Word for word, copy the entire listing below, but do not carry over any pictures.

####

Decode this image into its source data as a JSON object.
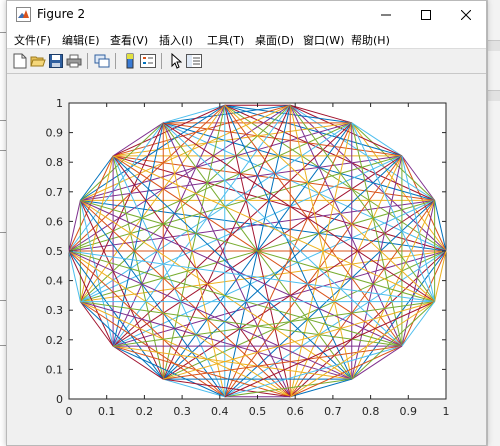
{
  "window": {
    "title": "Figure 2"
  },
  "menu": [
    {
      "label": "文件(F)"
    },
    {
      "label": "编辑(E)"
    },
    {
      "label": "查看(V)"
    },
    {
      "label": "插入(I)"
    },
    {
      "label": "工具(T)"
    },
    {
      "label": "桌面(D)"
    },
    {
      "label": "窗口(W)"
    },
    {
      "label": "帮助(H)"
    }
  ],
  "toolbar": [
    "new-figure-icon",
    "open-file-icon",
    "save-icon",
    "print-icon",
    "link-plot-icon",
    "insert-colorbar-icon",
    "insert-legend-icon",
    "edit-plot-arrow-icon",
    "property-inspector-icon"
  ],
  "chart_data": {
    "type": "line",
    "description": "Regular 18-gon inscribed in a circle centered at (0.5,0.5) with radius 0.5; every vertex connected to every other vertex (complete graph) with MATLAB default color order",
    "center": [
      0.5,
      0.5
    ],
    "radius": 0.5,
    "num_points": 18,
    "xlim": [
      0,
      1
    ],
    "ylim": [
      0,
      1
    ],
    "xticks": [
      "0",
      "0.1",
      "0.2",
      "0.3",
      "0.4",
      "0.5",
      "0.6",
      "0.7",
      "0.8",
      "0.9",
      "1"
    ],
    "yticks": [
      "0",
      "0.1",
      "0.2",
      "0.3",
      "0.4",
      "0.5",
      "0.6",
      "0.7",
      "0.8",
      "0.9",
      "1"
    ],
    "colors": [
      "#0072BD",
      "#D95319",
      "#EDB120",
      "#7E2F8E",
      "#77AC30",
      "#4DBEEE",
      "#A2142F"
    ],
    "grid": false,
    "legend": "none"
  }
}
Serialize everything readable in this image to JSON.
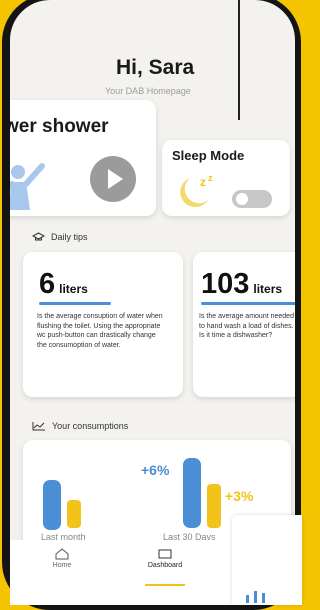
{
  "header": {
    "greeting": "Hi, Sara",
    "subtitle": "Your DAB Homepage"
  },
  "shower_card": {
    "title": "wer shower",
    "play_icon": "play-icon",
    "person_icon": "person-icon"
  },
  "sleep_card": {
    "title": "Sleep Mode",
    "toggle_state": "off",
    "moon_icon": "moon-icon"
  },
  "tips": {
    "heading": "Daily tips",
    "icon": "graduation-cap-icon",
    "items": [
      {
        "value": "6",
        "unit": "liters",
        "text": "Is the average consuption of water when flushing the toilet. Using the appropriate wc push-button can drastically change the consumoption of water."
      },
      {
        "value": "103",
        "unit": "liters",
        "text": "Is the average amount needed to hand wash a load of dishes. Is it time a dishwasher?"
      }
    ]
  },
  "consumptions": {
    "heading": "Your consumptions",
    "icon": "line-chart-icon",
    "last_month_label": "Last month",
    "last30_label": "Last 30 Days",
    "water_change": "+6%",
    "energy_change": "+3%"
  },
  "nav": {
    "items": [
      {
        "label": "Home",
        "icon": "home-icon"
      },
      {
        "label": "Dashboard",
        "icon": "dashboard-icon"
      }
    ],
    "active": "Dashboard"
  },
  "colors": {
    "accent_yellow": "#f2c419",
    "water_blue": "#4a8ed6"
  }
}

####

## SOLUTION TO THE PROBLEM
Decode this image into its source data as a JSON object.
{
  "window": {
    "title": "Figure 2"
  },
  "menu": [
    {
      "label": "文件(F)"
    },
    {
      "label": "编辑(E)"
    },
    {
      "label": "查看(V)"
    },
    {
      "label": "插入(I)"
    },
    {
      "label": "工具(T)"
    },
    {
      "label": "桌面(D)"
    },
    {
      "label": "窗口(W)"
    },
    {
      "label": "帮助(H)"
    }
  ],
  "toolbar": [
    "new-figure-icon",
    "open-file-icon",
    "save-icon",
    "print-icon",
    "link-plot-icon",
    "insert-colorbar-icon",
    "insert-legend-icon",
    "edit-plot-arrow-icon",
    "property-inspector-icon"
  ],
  "chart_data": {
    "type": "line",
    "description": "Regular 18-gon inscribed in a circle centered at (0.5,0.5) with radius 0.5; every vertex connected to every other vertex (complete graph) with MATLAB default color order",
    "center": [
      0.5,
      0.5
    ],
    "radius": 0.5,
    "num_points": 18,
    "xlim": [
      0,
      1
    ],
    "ylim": [
      0,
      1
    ],
    "xticks": [
      "0",
      "0.1",
      "0.2",
      "0.3",
      "0.4",
      "0.5",
      "0.6",
      "0.7",
      "0.8",
      "0.9",
      "1"
    ],
    "yticks": [
      "0",
      "0.1",
      "0.2",
      "0.3",
      "0.4",
      "0.5",
      "0.6",
      "0.7",
      "0.8",
      "0.9",
      "1"
    ],
    "colors": [
      "#0072BD",
      "#D95319",
      "#EDB120",
      "#7E2F8E",
      "#77AC30",
      "#4DBEEE",
      "#A2142F"
    ],
    "grid": false,
    "legend": "none"
  }
}
Serialize everything readable in this image to JSON.
{
  "header": {
    "greeting": "Hi, Sara",
    "subtitle": "Your DAB Homepage"
  },
  "shower_card": {
    "title": "wer shower",
    "play_icon": "play-icon",
    "person_icon": "person-icon"
  },
  "sleep_card": {
    "title": "Sleep Mode",
    "toggle_state": "off",
    "moon_icon": "moon-icon"
  },
  "tips": {
    "heading": "Daily tips",
    "icon": "graduation-cap-icon",
    "items": [
      {
        "value": "6",
        "unit": "liters",
        "text": "Is the average consuption of water when flushing the toilet. Using the appropriate wc push-button can drastically change the consumoption of water."
      },
      {
        "value": "103",
        "unit": "liters",
        "text": "Is the average amount needed to hand wash a load of dishes. Is it time a dishwasher?"
      }
    ]
  },
  "consumptions": {
    "heading": "Your consumptions",
    "icon": "line-chart-icon",
    "last_month_label": "Last month",
    "last30_label": "Last 30 Days",
    "water_change": "+6%",
    "energy_change": "+3%"
  },
  "nav": {
    "items": [
      {
        "label": "Home",
        "icon": "home-icon"
      },
      {
        "label": "Dashboard",
        "icon": "dashboard-icon"
      }
    ],
    "active": "Dashboard"
  },
  "colors": {
    "accent_yellow": "#f2c419",
    "water_blue": "#4a8ed6"
  }
}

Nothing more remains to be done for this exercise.